§ **Task directions**
Copy each entry below exactly as it appears.

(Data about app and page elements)
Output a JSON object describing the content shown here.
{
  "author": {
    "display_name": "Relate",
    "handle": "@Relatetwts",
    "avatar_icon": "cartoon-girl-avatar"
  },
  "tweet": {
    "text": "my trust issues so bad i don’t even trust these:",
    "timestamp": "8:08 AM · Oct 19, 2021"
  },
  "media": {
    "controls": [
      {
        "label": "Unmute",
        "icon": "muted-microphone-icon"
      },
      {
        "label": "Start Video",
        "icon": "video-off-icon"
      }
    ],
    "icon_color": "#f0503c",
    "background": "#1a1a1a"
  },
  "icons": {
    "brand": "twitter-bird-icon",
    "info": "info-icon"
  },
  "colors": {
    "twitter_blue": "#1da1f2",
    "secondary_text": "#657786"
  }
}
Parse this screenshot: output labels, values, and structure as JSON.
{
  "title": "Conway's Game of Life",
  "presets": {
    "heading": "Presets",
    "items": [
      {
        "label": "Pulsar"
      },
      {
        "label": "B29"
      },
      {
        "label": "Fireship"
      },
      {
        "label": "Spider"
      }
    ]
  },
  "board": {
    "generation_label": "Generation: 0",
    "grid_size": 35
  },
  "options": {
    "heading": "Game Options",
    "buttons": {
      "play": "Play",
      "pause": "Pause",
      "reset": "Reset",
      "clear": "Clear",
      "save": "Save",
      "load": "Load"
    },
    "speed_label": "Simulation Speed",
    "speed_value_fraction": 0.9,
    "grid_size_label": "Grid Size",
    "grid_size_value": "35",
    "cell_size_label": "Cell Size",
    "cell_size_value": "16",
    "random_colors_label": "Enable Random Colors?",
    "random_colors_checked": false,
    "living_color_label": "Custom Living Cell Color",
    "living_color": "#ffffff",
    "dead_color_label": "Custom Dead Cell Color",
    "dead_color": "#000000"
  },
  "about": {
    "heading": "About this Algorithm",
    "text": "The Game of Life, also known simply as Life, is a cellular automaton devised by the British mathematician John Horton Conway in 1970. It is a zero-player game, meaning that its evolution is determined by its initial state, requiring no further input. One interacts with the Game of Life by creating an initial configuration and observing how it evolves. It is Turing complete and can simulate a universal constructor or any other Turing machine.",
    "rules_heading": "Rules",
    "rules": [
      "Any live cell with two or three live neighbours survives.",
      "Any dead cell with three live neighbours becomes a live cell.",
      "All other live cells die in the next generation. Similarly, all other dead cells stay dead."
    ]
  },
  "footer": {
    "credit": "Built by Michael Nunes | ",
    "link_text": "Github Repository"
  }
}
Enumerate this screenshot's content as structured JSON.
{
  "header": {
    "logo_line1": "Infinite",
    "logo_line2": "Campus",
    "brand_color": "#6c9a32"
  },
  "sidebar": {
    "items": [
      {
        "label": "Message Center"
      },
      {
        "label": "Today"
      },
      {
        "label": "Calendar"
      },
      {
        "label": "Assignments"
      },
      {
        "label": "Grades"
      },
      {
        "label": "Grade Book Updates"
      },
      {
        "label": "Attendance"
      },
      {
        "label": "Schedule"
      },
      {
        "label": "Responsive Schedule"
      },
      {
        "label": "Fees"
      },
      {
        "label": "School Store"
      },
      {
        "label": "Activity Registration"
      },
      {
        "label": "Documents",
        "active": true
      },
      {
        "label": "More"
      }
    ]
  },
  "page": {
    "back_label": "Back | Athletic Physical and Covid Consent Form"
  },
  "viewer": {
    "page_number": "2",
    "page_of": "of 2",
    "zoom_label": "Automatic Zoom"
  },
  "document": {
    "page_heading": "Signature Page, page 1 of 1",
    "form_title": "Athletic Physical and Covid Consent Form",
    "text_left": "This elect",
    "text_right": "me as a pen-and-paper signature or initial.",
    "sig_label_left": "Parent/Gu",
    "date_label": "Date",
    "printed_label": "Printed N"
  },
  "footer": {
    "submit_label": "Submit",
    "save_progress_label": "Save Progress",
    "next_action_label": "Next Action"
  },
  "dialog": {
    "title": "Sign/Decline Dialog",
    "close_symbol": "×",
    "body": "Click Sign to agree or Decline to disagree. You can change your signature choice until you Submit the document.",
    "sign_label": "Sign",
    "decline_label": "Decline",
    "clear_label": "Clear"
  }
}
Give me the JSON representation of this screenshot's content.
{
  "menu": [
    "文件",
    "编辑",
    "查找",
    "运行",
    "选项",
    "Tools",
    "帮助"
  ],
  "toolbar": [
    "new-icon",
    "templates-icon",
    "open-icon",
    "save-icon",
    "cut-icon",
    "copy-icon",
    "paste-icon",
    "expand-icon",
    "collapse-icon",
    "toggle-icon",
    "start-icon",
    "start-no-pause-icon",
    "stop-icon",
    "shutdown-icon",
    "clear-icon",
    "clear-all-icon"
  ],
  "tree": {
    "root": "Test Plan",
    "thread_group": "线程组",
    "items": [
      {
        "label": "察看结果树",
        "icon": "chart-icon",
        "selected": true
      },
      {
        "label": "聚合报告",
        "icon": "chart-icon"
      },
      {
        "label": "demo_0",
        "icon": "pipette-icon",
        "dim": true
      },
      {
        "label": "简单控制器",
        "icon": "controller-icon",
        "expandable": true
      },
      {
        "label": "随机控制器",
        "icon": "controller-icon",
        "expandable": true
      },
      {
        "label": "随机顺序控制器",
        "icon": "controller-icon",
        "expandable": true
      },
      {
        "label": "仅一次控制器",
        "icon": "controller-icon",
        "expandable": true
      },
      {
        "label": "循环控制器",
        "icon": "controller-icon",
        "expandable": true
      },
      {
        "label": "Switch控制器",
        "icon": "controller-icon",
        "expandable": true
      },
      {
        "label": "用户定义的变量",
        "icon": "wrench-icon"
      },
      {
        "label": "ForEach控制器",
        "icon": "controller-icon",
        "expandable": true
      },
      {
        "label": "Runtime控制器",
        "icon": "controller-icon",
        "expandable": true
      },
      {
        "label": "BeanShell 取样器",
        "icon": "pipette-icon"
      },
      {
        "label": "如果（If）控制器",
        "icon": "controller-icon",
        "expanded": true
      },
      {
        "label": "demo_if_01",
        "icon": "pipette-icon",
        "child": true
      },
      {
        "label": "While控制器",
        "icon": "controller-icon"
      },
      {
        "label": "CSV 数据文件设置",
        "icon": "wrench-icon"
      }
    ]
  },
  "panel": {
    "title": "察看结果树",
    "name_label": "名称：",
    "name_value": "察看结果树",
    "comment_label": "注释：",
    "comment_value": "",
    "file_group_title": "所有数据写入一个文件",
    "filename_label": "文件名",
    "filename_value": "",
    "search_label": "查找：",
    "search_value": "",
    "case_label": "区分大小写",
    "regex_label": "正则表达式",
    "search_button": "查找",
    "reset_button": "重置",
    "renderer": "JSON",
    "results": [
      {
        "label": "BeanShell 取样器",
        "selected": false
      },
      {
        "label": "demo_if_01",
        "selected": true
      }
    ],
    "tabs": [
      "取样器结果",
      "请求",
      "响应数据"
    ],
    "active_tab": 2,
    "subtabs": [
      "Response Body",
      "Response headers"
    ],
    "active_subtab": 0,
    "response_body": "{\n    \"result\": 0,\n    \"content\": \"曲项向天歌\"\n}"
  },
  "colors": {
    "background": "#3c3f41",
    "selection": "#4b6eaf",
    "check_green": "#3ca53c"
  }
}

§ **Solved problem**
Output a JSON object describing the content shown here.
{
  "author": {
    "display_name": "Relate",
    "handle": "@Relatetwts",
    "avatar_icon": "cartoon-girl-avatar"
  },
  "tweet": {
    "text": "my trust issues so bad i don’t even trust these:",
    "timestamp": "8:08 AM · Oct 19, 2021"
  },
  "media": {
    "controls": [
      {
        "label": "Unmute",
        "icon": "muted-microphone-icon"
      },
      {
        "label": "Start Video",
        "icon": "video-off-icon"
      }
    ],
    "icon_color": "#f0503c",
    "background": "#1a1a1a"
  },
  "icons": {
    "brand": "twitter-bird-icon",
    "info": "info-icon"
  },
  "colors": {
    "twitter_blue": "#1da1f2",
    "secondary_text": "#657786"
  }
}
Parse this screenshot: output labels, values, and structure as JSON.
{
  "title": "Conway's Game of Life",
  "presets": {
    "heading": "Presets",
    "items": [
      {
        "label": "Pulsar"
      },
      {
        "label": "B29"
      },
      {
        "label": "Fireship"
      },
      {
        "label": "Spider"
      }
    ]
  },
  "board": {
    "generation_label": "Generation: 0",
    "grid_size": 35
  },
  "options": {
    "heading": "Game Options",
    "buttons": {
      "play": "Play",
      "pause": "Pause",
      "reset": "Reset",
      "clear": "Clear",
      "save": "Save",
      "load": "Load"
    },
    "speed_label": "Simulation Speed",
    "speed_value_fraction": 0.9,
    "grid_size_label": "Grid Size",
    "grid_size_value": "35",
    "cell_size_label": "Cell Size",
    "cell_size_value": "16",
    "random_colors_label": "Enable Random Colors?",
    "random_colors_checked": false,
    "living_color_label": "Custom Living Cell Color",
    "living_color": "#ffffff",
    "dead_color_label": "Custom Dead Cell Color",
    "dead_color": "#000000"
  },
  "about": {
    "heading": "About this Algorithm",
    "text": "The Game of Life, also known simply as Life, is a cellular automaton devised by the British mathematician John Horton Conway in 1970. It is a zero-player game, meaning that its evolution is determined by its initial state, requiring no further input. One interacts with the Game of Life by creating an initial configuration and observing how it evolves. It is Turing complete and can simulate a universal constructor or any other Turing machine.",
    "rules_heading": "Rules",
    "rules": [
      "Any live cell with two or three live neighbours survives.",
      "Any dead cell with three live neighbours becomes a live cell.",
      "All other live cells die in the next generation. Similarly, all other dead cells stay dead."
    ]
  },
  "footer": {
    "credit": "Built by Michael Nunes | ",
    "link_text": "Github Repository"
  }
}
Enumerate this screenshot's content as structured JSON.
{
  "header": {
    "logo_line1": "Infinite",
    "logo_line2": "Campus",
    "brand_color": "#6c9a32"
  },
  "sidebar": {
    "items": [
      {
        "label": "Message Center"
      },
      {
        "label": "Today"
      },
      {
        "label": "Calendar"
      },
      {
        "label": "Assignments"
      },
      {
        "label": "Grades"
      },
      {
        "label": "Grade Book Updates"
      },
      {
        "label": "Attendance"
      },
      {
        "label": "Schedule"
      },
      {
        "label": "Responsive Schedule"
      },
      {
        "label": "Fees"
      },
      {
        "label": "School Store"
      },
      {
        "label": "Activity Registration"
      },
      {
        "label": "Documents",
        "active": true
      },
      {
        "label": "More"
      }
    ]
  },
  "page": {
    "back_label": "Back | Athletic Physical and Covid Consent Form"
  },
  "viewer": {
    "page_number": "2",
    "page_of": "of 2",
    "zoom_label": "Automatic Zoom"
  },
  "document": {
    "page_heading": "Signature Page, page 1 of 1",
    "form_title": "Athletic Physical and Covid Consent Form",
    "text_left": "This elect",
    "text_right": "me as a pen-and-paper signature or initial.",
    "sig_label_left": "Parent/Gu",
    "date_label": "Date",
    "printed_label": "Printed N"
  },
  "footer": {
    "submit_label": "Submit",
    "save_progress_label": "Save Progress",
    "next_action_label": "Next Action"
  },
  "dialog": {
    "title": "Sign/Decline Dialog",
    "close_symbol": "×",
    "body": "Click Sign to agree or Decline to disagree. You can change your signature choice until you Submit the document.",
    "sign_label": "Sign",
    "decline_label": "Decline",
    "clear_label": "Clear"
  }
}
Give me the JSON representation of this screenshot's content.
{
  "menu": [
    "文件",
    "编辑",
    "查找",
    "运行",
    "选项",
    "Tools",
    "帮助"
  ],
  "toolbar": [
    "new-icon",
    "templates-icon",
    "open-icon",
    "save-icon",
    "cut-icon",
    "copy-icon",
    "paste-icon",
    "expand-icon",
    "collapse-icon",
    "toggle-icon",
    "start-icon",
    "start-no-pause-icon",
    "stop-icon",
    "shutdown-icon",
    "clear-icon",
    "clear-all-icon"
  ],
  "tree": {
    "root": "Test Plan",
    "thread_group": "线程组",
    "items": [
      {
        "label": "察看结果树",
        "icon": "chart-icon",
        "selected": true
      },
      {
        "label": "聚合报告",
        "icon": "chart-icon"
      },
      {
        "label": "demo_0",
        "icon": "pipette-icon",
        "dim": true
      },
      {
        "label": "简单控制器",
        "icon": "controller-icon",
        "expandable": true
      },
      {
        "label": "随机控制器",
        "icon": "controller-icon",
        "expandable": true
      },
      {
        "label": "随机顺序控制器",
        "icon": "controller-icon",
        "expandable": true
      },
      {
        "label": "仅一次控制器",
        "icon": "controller-icon",
        "expandable": true
      },
      {
        "label": "循环控制器",
        "icon": "controller-icon",
        "expandable": true
      },
      {
        "label": "Switch控制器",
        "icon": "controller-icon",
        "expandable": true
      },
      {
        "label": "用户定义的变量",
        "icon": "wrench-icon"
      },
      {
        "label": "ForEach控制器",
        "icon": "controller-icon",
        "expandable": true
      },
      {
        "label": "Runtime控制器",
        "icon": "controller-icon",
        "expandable": true
      },
      {
        "label": "BeanShell 取样器",
        "icon": "pipette-icon"
      },
      {
        "label": "如果（If）控制器",
        "icon": "controller-icon",
        "expanded": true
      },
      {
        "label": "demo_if_01",
        "icon": "pipette-icon",
        "child": true
      },
      {
        "label": "While控制器",
        "icon": "controller-icon"
      },
      {
        "label": "CSV 数据文件设置",
        "icon": "wrench-icon"
      }
    ]
  },
  "panel": {
    "title": "察看结果树",
    "name_label": "名称：",
    "name_value": "察看结果树",
    "comment_label": "注释：",
    "comment_value": "",
    "file_group_title": "所有数据写入一个文件",
    "filename_label": "文件名",
    "filename_value": "",
    "search_label": "查找：",
    "search_value": "",
    "case_label": "区分大小写",
    "regex_label": "正则表达式",
    "search_button": "查找",
    "reset_button": "重置",
    "renderer": "JSON",
    "results": [
      {
        "label": "BeanShell 取样器",
        "selected": false
      },
      {
        "label": "demo_if_01",
        "selected": true
      }
    ],
    "tabs": [
      "取样器结果",
      "请求",
      "响应数据"
    ],
    "active_tab": 2,
    "subtabs": [
      "Response Body",
      "Response headers"
    ],
    "active_subtab": 0,
    "response_body": "{\n    \"result\": 0,\n    \"content\": \"曲项向天歌\"\n}"
  },
  "colors": {
    "background": "#3c3f41",
    "selection": "#4b6eaf",
    "check_green": "#3ca53c"
  }
}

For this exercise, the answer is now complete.